WASHINGTON (Reuters) – The National Highway Traffic Safety Administration on Monday said it had ordered Transdev North America to immediately stop transporting school children in Florida in a driverless shuttle as the testing could be putting them at “inappropriate” risk.
The auto safety agency known as NHTSA said in an order issued late on Friday that Transdev’s use of its EZ10 Generation II driverless shuttle in the Babcock Ranch community in southwest Florida was “unlawful and in violation of the company’s temporary importation authorization.”
“Innovation must not come at the risk of public safety,” said Deputy NHTSA Administrator Heidi King in a statement. “Using a non-compliant test vehicle to transport children is irresponsible, inappropriate, and in direct violation of the terms of Transdev’s approved test project.”
In March, NHTSA granted Transdev permission to temporarily import the driverless shuttle for testing and demonstration purposes, but not as a school bus.
The agency said the company had agreed to halt the tests.
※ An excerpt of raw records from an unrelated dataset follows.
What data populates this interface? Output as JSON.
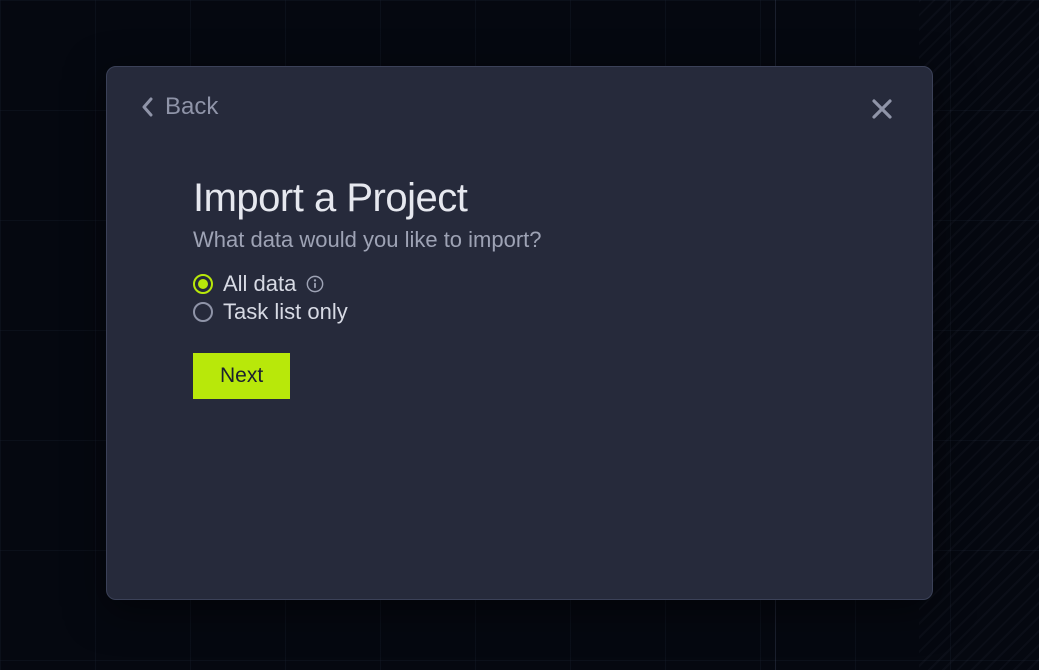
{
  "modal": {
    "back_label": "Back",
    "title": "Import a Project",
    "subtitle": "What data would you like to import?",
    "options": [
      {
        "label": "All data",
        "has_info": true,
        "selected": true
      },
      {
        "label": "Task list only",
        "has_info": false,
        "selected": false
      }
    ],
    "next_label": "Next"
  },
  "colors": {
    "accent": "#b8e80a",
    "modal_bg": "#262a3b",
    "page_bg": "#050810"
  }
}
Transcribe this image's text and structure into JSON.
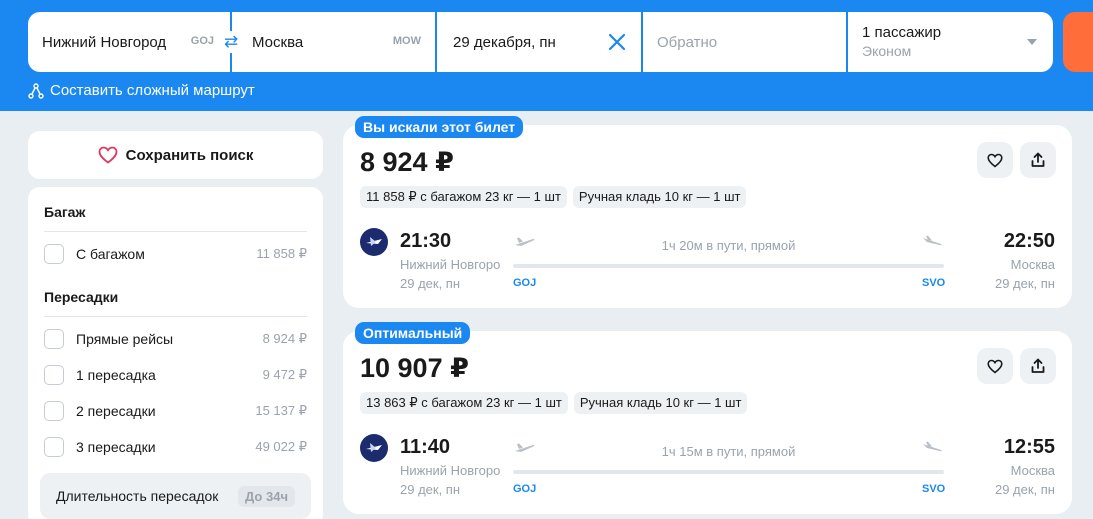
{
  "search": {
    "from_city": "Нижний Новгород",
    "from_code": "GOJ",
    "to_city": "Москва",
    "to_code": "MOW",
    "date": "29 декабря, пн",
    "return_placeholder": "Обратно",
    "passengers": "1 пассажир",
    "cabin_class": "Эконом"
  },
  "complex_route_label": "Составить сложный маршрут",
  "save_search_label": "Сохранить поиск",
  "filters": {
    "baggage_title": "Багаж",
    "baggage_options": [
      {
        "label": "С багажом",
        "price": "11 858 ₽"
      }
    ],
    "transfers_title": "Пересадки",
    "transfer_options": [
      {
        "label": "Прямые рейсы",
        "price": "8 924 ₽"
      },
      {
        "label": "1 пересадка",
        "price": "9 472 ₽"
      },
      {
        "label": "2 пересадки",
        "price": "15 137 ₽"
      },
      {
        "label": "3 пересадки",
        "price": "49 022 ₽"
      }
    ],
    "duration_label": "Длительность пересадок",
    "duration_value": "До 34ч"
  },
  "results": [
    {
      "badge": "Вы искали этот билет",
      "price": "8 924 ₽",
      "tags": [
        "11 858 ₽ с багажом 23 кг — 1 шт",
        "Ручная кладь 10 кг — 1 шт"
      ],
      "dep_time": "21:30",
      "dep_city": "Нижний Новгород",
      "dep_date": "29 дек, пн",
      "dep_code": "GOJ",
      "arr_time": "22:50",
      "arr_city": "Москва",
      "arr_date": "29 дек, пн",
      "arr_code": "SVO",
      "duration": "1ч 20м в пути, прямой"
    },
    {
      "badge": "Оптимальный",
      "price": "10 907 ₽",
      "tags": [
        "13 863 ₽ с багажом 23 кг — 1 шт",
        "Ручная кладь 10 кг — 1 шт"
      ],
      "dep_time": "11:40",
      "dep_city": "Нижний Новгород",
      "dep_date": "29 дек, пн",
      "dep_code": "GOJ",
      "arr_time": "12:55",
      "arr_city": "Москва",
      "arr_date": "29 дек, пн",
      "arr_code": "SVO",
      "duration": "1ч 15м в пути, прямой"
    }
  ],
  "colors": {
    "brand_blue": "#1a88f0",
    "search_orange": "#ff6d3b",
    "muted_text": "#9aa3ad"
  }
}
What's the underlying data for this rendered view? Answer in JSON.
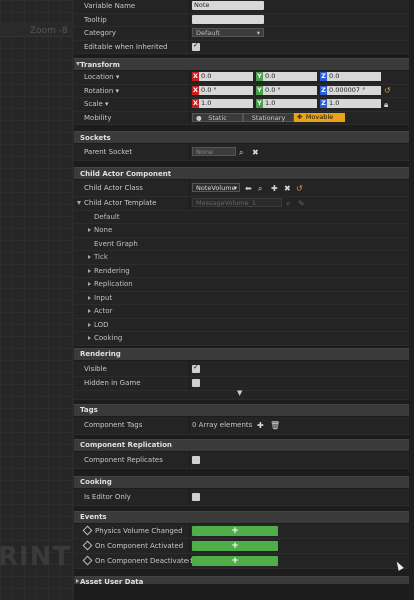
{
  "viewport": {
    "zoom": "Zoom -8",
    "watermark": "RINT"
  },
  "variable": {
    "name_label": "Variable Name",
    "name_value": "Note",
    "tooltip_label": "Tooltip",
    "tooltip_value": "",
    "category_label": "Category",
    "category_value": "Default",
    "editable_label": "Editable when Inherited",
    "editable_checked": true
  },
  "transform": {
    "title": "Transform",
    "location_label": "Location ▾",
    "location": [
      "0.0",
      "0.0",
      "0.0"
    ],
    "rotation_label": "Rotation ▾",
    "rotation": [
      "0.0 °",
      "0.0 °",
      "0.000007 °"
    ],
    "scale_label": "Scale ▾",
    "scale": [
      "1.0",
      "1.0",
      "1.0"
    ],
    "mobility_label": "Mobility",
    "mobility_options": [
      "Static",
      "Stationary",
      "Movable"
    ],
    "mobility_selected": "Movable",
    "axis_x": "X",
    "axis_y": "Y",
    "axis_z": "Z"
  },
  "sockets": {
    "title": "Sockets",
    "parent_label": "Parent Socket",
    "parent_value": "None"
  },
  "child_actor": {
    "title": "Child Actor Component",
    "class_label": "Child Actor Class",
    "class_value": "NoteVolume",
    "template_label": "Child Actor Template",
    "template_value": "MessageVolume_1",
    "tree": [
      "Default",
      "None",
      "Event Graph",
      "Tick",
      "Rendering",
      "Replication",
      "Input",
      "Actor",
      "LOD",
      "Cooking"
    ]
  },
  "rendering": {
    "title": "Rendering",
    "visible_label": "Visible",
    "visible_checked": true,
    "hidden_label": "Hidden in Game",
    "hidden_checked": false
  },
  "tags": {
    "title": "Tags",
    "component_tags_label": "Component Tags",
    "component_tags_value": "0 Array elements"
  },
  "replication": {
    "title": "Component Replication",
    "replicates_label": "Component Replicates",
    "replicates_checked": false
  },
  "cooking": {
    "title": "Cooking",
    "editor_only_label": "Is Editor Only",
    "editor_only_checked": false
  },
  "events": {
    "title": "Events",
    "items": [
      "Physics Volume Changed",
      "On Component Activated",
      "On Component Deactivated"
    ],
    "add_symbol": "+"
  },
  "asset_user_data": {
    "title": "Asset User Data"
  },
  "colors": {
    "accent": "#e8a317",
    "add_event": "#4fae47",
    "axis_x": "#c82020",
    "axis_y": "#49a24b",
    "axis_z": "#2c5bd6"
  }
}
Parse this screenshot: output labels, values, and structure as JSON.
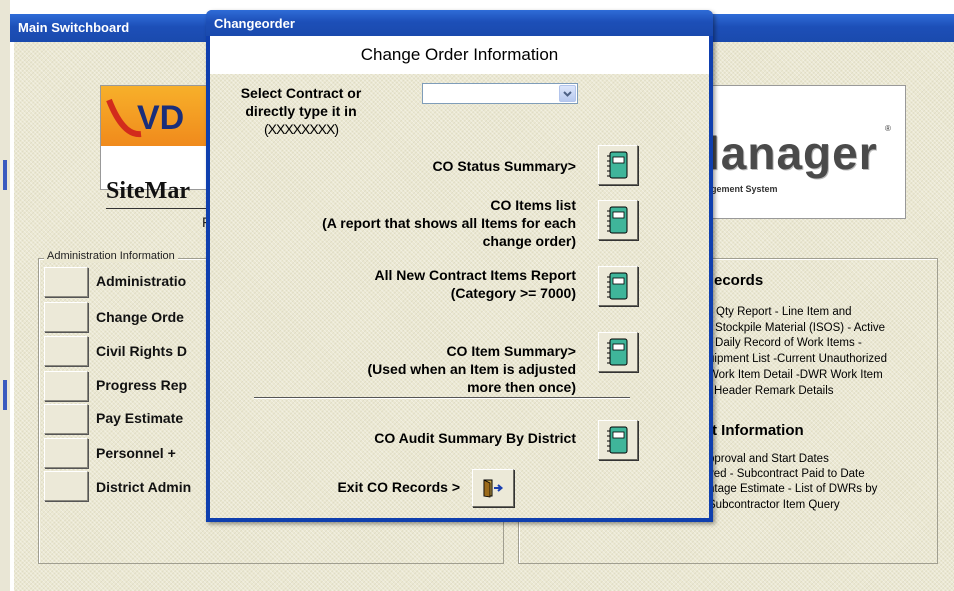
{
  "background_window": {
    "title": "Main Switchboard",
    "logo_left_text": "VD",
    "brand_text": "SiteMar",
    "brand_sub_fragment": "F",
    "logo_right_text": "lanager",
    "logo_right_sub": "gement System",
    "admin_group_title": "Administration Information",
    "admin_buttons": [
      "Administratio",
      "Change Orde",
      "Civil Rights D",
      "Progress Rep",
      "Pay Estimate",
      "Personnel +",
      "District Admin"
    ],
    "records_heading": "ecords",
    "records_lines": [
      "Qty Report - Line Item and",
      "- Stockpile Material (ISOS) - Active",
      "- Daily Record of Work Items -",
      "uipment List -Current Unauthorized",
      "Work Item Detail -DWR Work Item",
      "Header Remark Details"
    ],
    "contract_heading": "t Information",
    "contract_lines": [
      "pproval and Start Dates",
      "ved  - Subcontract Paid to Date",
      "ntage Estimate  - List of DWRs by",
      "Subcontractor Item Query"
    ]
  },
  "dialog": {
    "title": "Changeorder",
    "header": "Change Order Information",
    "select_label_line1": "Select Contract or",
    "select_label_line2": "directly type it in",
    "select_label_line3": "(XXXXXXXX)",
    "select_value": "",
    "reports": [
      {
        "lines": [
          "CO Status Summary>"
        ]
      },
      {
        "lines": [
          "CO Items list",
          "(A report that shows all Items for each",
          "change order)"
        ]
      },
      {
        "lines": [
          "All New Contract Items Report",
          "(Category >= 7000)"
        ]
      },
      {
        "lines": [
          "CO Item Summary>",
          "(Used when an Item is adjusted",
          "more then once)"
        ]
      },
      {
        "lines": [
          "CO Audit Summary By District"
        ]
      }
    ],
    "exit_label": "Exit CO Records >"
  },
  "colors": {
    "titlebar": "#1d4fb8",
    "form_bg": "#ebe8d2",
    "report_icon": "#3fb59a"
  }
}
A spokeswoman for Transdev did not respond to several requests for comment on Monday.
Transdev North America is a unit of Transdev, which is controlled by France state-owned investment fund Caisse des Dépôts et Consignations.
The company in August issued a news release saying it would “operate school shuttle service starting this fall with an autonomous vehicle, the first in the world.”
Transdev said the 12-person shuttle bus would operate from a designated pick-up area with a safety attendant on board, would travel at a top speed of 8 miles per hour (13 kph), with the potential to reach speeds of 30 mph (48 kph) once additional infrastructure was completed.
There are numerous low-speed self-driving shuttles being tested in cities around the United States with many others planned.
NHTSA previously said it was moving ahead with plans to revise safety rules that bar fully self-driving cars from the roads without equipment such as steering wheels, pedals and mirrors as the agency works to advance driverless vehicles. The agency has said it opposes proposals to require “pre-approving” self-driving technologies before they are tested.
NHTSA told Transdev that failure to take appropriate action could result in fines, the voiding of the temporary importation authorization or the exportation of the vehicle.
Earlier this month, French utility Veolia (VIE.PA) agreed to sell its 30 percent stake in Transdev to Germany’s Rethmann Group.
Reporting by David Shepardson; Editing by Bill Berkrot